*ABOUT THIS TASK*
Begin at the line below that contains "Transcribe this image's" and write out every line from there to the end of the entries, exactly.

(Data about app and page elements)

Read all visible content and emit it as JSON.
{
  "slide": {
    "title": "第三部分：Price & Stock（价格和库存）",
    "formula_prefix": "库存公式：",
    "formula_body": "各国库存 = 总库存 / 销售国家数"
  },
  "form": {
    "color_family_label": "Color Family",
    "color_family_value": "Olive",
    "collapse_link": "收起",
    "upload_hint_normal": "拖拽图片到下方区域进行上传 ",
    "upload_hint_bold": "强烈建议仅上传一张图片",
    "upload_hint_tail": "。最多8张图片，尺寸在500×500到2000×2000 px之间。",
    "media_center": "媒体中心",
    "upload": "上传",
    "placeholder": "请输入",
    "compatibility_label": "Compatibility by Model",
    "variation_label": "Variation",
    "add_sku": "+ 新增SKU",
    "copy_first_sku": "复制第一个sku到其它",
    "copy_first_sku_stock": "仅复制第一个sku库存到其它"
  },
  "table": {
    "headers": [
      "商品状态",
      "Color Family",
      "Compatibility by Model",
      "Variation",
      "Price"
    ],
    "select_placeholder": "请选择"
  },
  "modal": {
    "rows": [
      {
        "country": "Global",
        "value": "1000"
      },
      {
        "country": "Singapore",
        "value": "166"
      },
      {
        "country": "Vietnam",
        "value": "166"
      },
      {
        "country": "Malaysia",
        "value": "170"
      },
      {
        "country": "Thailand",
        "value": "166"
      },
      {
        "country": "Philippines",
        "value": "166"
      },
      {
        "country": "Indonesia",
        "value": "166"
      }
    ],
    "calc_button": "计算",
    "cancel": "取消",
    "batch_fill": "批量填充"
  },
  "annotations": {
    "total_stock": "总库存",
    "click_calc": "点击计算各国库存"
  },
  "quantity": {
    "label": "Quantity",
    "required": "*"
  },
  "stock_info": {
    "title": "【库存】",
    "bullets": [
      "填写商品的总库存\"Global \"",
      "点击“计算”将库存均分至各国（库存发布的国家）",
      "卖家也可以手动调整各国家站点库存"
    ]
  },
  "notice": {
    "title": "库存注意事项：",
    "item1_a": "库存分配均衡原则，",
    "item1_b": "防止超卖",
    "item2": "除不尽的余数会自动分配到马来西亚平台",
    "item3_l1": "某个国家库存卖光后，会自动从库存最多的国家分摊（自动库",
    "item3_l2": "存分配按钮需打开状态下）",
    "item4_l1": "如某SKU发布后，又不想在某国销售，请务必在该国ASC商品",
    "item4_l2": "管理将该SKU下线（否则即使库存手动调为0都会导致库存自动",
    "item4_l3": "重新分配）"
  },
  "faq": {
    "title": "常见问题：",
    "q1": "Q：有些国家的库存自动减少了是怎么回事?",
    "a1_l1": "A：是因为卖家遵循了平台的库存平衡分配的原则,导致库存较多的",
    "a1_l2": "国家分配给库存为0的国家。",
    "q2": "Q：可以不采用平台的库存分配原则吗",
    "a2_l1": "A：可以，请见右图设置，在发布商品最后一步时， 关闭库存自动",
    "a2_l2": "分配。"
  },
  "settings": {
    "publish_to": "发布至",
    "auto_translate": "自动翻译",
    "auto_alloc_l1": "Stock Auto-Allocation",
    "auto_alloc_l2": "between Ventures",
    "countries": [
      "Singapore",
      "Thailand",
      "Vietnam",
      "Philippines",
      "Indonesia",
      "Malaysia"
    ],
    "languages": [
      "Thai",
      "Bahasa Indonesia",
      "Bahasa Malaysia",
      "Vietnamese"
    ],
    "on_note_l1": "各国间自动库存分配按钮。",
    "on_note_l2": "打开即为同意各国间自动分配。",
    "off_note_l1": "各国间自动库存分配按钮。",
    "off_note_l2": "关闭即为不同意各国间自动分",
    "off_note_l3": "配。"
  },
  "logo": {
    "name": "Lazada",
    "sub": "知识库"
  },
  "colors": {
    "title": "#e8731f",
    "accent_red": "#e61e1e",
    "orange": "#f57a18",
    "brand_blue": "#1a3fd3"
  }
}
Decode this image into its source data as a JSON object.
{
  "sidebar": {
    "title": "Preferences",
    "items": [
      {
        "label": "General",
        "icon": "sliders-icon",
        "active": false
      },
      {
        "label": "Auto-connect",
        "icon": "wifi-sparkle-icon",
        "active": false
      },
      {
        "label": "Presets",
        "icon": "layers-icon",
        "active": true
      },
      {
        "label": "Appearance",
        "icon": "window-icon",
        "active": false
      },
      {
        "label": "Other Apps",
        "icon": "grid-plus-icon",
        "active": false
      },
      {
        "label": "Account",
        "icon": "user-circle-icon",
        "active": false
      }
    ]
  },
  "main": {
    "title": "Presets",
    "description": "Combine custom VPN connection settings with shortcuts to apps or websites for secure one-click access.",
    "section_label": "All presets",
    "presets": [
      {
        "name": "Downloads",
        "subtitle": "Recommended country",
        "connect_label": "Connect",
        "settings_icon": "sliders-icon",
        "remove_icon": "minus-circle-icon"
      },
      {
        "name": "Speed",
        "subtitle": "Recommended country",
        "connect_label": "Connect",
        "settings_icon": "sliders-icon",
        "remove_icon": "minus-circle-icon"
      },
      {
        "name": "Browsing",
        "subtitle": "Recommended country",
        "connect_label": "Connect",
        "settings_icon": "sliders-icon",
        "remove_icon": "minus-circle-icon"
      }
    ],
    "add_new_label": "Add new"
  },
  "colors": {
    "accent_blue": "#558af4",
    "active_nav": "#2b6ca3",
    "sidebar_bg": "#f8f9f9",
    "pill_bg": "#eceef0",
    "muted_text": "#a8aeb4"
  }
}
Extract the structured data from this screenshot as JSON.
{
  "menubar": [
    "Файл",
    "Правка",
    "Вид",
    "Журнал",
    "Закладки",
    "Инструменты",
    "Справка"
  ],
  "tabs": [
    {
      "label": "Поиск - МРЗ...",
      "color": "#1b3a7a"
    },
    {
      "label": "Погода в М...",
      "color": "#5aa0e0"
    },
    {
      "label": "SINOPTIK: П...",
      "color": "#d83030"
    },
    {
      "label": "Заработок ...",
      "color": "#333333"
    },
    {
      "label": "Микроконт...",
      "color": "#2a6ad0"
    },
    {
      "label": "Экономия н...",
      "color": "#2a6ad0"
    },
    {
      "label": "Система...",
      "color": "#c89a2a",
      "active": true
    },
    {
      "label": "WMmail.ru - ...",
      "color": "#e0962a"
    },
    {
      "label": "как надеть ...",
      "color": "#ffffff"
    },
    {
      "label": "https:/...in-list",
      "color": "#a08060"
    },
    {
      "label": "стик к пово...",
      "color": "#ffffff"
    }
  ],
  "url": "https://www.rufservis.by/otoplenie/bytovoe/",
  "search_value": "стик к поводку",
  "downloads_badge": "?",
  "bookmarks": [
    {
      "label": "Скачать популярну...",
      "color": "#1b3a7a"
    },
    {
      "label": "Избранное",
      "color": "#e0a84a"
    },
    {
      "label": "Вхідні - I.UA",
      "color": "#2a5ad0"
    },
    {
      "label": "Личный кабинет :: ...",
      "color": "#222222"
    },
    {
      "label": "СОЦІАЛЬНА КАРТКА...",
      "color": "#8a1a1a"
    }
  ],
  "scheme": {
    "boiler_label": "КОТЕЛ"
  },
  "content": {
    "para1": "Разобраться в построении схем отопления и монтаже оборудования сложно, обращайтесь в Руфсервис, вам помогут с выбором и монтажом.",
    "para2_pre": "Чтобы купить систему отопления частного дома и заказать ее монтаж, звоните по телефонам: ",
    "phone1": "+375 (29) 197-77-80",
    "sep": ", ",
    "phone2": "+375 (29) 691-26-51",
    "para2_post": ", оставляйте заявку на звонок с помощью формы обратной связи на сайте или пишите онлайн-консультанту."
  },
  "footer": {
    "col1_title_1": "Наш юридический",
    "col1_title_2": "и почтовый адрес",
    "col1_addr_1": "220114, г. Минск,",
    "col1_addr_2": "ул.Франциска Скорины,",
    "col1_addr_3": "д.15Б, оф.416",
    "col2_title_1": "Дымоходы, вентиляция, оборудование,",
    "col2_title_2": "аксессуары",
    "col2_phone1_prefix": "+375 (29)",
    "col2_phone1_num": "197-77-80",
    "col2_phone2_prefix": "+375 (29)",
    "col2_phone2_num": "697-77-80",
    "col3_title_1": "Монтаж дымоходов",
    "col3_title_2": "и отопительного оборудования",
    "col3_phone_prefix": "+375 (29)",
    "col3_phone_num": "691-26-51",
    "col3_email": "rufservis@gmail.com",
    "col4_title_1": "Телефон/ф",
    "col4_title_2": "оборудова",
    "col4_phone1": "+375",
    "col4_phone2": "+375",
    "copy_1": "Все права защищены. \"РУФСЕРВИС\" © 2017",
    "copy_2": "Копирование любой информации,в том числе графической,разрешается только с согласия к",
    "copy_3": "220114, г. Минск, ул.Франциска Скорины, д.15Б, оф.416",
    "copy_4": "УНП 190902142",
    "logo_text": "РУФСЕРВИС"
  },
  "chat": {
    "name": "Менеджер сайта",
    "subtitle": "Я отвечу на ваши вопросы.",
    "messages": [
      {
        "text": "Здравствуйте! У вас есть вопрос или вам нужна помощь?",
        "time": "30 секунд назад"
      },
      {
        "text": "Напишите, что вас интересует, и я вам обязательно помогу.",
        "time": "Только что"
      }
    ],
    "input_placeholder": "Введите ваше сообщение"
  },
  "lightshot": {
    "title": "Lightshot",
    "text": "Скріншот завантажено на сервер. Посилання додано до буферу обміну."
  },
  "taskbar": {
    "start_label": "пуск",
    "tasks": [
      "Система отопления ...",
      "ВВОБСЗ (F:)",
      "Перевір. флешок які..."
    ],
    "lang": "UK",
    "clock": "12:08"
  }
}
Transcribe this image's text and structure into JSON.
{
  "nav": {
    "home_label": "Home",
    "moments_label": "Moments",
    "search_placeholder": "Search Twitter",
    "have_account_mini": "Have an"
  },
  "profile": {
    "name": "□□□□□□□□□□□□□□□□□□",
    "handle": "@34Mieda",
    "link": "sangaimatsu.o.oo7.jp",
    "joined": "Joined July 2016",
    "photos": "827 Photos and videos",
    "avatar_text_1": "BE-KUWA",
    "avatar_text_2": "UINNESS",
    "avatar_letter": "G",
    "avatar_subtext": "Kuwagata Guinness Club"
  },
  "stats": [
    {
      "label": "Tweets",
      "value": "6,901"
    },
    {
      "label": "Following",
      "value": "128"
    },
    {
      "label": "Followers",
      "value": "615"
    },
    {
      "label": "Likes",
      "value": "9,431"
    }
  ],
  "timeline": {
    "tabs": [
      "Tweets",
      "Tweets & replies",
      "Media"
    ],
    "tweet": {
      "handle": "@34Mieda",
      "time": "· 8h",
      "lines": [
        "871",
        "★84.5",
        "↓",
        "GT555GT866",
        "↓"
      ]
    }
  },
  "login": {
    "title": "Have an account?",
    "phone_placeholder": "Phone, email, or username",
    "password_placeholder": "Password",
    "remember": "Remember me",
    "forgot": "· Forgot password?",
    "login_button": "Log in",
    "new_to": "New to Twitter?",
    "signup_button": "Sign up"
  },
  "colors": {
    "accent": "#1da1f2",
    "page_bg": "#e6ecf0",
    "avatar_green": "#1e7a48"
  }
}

*ANSWER TO THIS EXERCISE*
Transcribe this image's text and structure into JSON.
{
  "nav": {
    "home_label": "Home",
    "moments_label": "Moments",
    "search_placeholder": "Search Twitter",
    "have_account_mini": "Have an"
  },
  "profile": {
    "name": "□□□□□□□□□□□□□□□□□□",
    "handle": "@34Mieda",
    "link": "sangaimatsu.o.oo7.jp",
    "joined": "Joined July 2016",
    "photos": "827 Photos and videos",
    "avatar_text_1": "BE-KUWA",
    "avatar_text_2": "UINNESS",
    "avatar_letter": "G",
    "avatar_subtext": "Kuwagata Guinness Club"
  },
  "stats": [
    {
      "label": "Tweets",
      "value": "6,901"
    },
    {
      "label": "Following",
      "value": "128"
    },
    {
      "label": "Followers",
      "value": "615"
    },
    {
      "label": "Likes",
      "value": "9,431"
    }
  ],
  "timeline": {
    "tabs": [
      "Tweets",
      "Tweets & replies",
      "Media"
    ],
    "tweet": {
      "handle": "@34Mieda",
      "time": "· 8h",
      "lines": [
        "871",
        "★84.5",
        "↓",
        "GT555GT866",
        "↓"
      ]
    }
  },
  "login": {
    "title": "Have an account?",
    "phone_placeholder": "Phone, email, or username",
    "password_placeholder": "Password",
    "remember": "Remember me",
    "forgot": "· Forgot password?",
    "login_button": "Log in",
    "new_to": "New to Twitter?",
    "signup_button": "Sign up"
  },
  "colors": {
    "accent": "#1da1f2",
    "page_bg": "#e6ecf0",
    "avatar_green": "#1e7a48"
  }
}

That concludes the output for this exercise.